## Task prompt
Repeat the data word for word and skip the pictures.

+++

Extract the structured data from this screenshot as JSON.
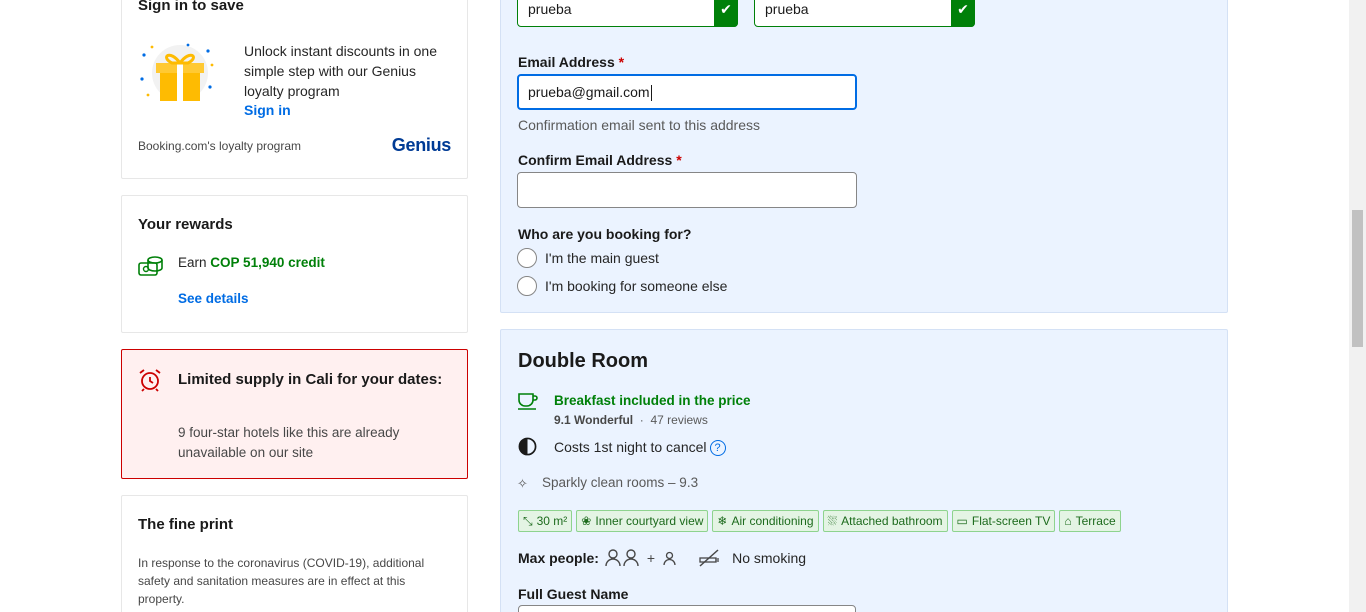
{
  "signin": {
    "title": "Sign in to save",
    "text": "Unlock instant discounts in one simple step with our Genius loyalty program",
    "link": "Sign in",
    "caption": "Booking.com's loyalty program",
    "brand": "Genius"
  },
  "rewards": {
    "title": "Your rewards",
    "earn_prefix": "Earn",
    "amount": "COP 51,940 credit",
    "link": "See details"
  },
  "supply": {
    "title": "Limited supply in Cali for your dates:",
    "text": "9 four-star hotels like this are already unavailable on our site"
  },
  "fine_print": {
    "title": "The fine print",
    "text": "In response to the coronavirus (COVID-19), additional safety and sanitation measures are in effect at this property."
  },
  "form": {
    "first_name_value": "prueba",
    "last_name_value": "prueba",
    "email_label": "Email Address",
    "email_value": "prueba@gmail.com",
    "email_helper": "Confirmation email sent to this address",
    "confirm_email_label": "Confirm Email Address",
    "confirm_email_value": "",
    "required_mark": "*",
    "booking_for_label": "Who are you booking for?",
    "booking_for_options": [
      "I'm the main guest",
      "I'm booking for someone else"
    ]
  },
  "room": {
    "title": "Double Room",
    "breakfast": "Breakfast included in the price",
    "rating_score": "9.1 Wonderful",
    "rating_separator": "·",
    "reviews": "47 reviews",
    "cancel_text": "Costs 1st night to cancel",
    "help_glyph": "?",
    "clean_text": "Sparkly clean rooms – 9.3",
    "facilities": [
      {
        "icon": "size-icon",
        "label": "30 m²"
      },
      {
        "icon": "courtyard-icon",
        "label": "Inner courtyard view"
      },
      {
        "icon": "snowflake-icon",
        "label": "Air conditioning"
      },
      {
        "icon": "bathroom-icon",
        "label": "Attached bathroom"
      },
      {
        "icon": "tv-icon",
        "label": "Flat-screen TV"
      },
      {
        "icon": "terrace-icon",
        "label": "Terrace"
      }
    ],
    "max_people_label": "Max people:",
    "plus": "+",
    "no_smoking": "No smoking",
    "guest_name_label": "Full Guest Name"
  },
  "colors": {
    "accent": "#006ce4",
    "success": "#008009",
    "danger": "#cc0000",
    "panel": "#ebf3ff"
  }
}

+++

## Answer to this task
Extract the structured data from this screenshot as JSON.
{
  "signin": {
    "title": "Sign in to save",
    "text": "Unlock instant discounts in one simple step with our Genius loyalty program",
    "link": "Sign in",
    "caption": "Booking.com's loyalty program",
    "brand": "Genius"
  },
  "rewards": {
    "title": "Your rewards",
    "earn_prefix": "Earn",
    "amount": "COP 51,940 credit",
    "link": "See details"
  },
  "supply": {
    "title": "Limited supply in Cali for your dates:",
    "text": "9 four-star hotels like this are already unavailable on our site"
  },
  "fine_print": {
    "title": "The fine print",
    "text": "In response to the coronavirus (COVID-19), additional safety and sanitation measures are in effect at this property."
  },
  "form": {
    "first_name_value": "prueba",
    "last_name_value": "prueba",
    "email_label": "Email Address",
    "email_value": "prueba@gmail.com",
    "email_helper": "Confirmation email sent to this address",
    "confirm_email_label": "Confirm Email Address",
    "confirm_email_value": "",
    "required_mark": "*",
    "booking_for_label": "Who are you booking for?",
    "booking_for_options": [
      "I'm the main guest",
      "I'm booking for someone else"
    ]
  },
  "room": {
    "title": "Double Room",
    "breakfast": "Breakfast included in the price",
    "rating_score": "9.1 Wonderful",
    "rating_separator": "·",
    "reviews": "47 reviews",
    "cancel_text": "Costs 1st night to cancel",
    "help_glyph": "?",
    "clean_text": "Sparkly clean rooms – 9.3",
    "facilities": [
      {
        "icon": "size-icon",
        "label": "30 m²"
      },
      {
        "icon": "courtyard-icon",
        "label": "Inner courtyard view"
      },
      {
        "icon": "snowflake-icon",
        "label": "Air conditioning"
      },
      {
        "icon": "bathroom-icon",
        "label": "Attached bathroom"
      },
      {
        "icon": "tv-icon",
        "label": "Flat-screen TV"
      },
      {
        "icon": "terrace-icon",
        "label": "Terrace"
      }
    ],
    "max_people_label": "Max people:",
    "plus": "+",
    "no_smoking": "No smoking",
    "guest_name_label": "Full Guest Name"
  },
  "colors": {
    "accent": "#006ce4",
    "success": "#008009",
    "danger": "#cc0000",
    "panel": "#ebf3ff"
  }
}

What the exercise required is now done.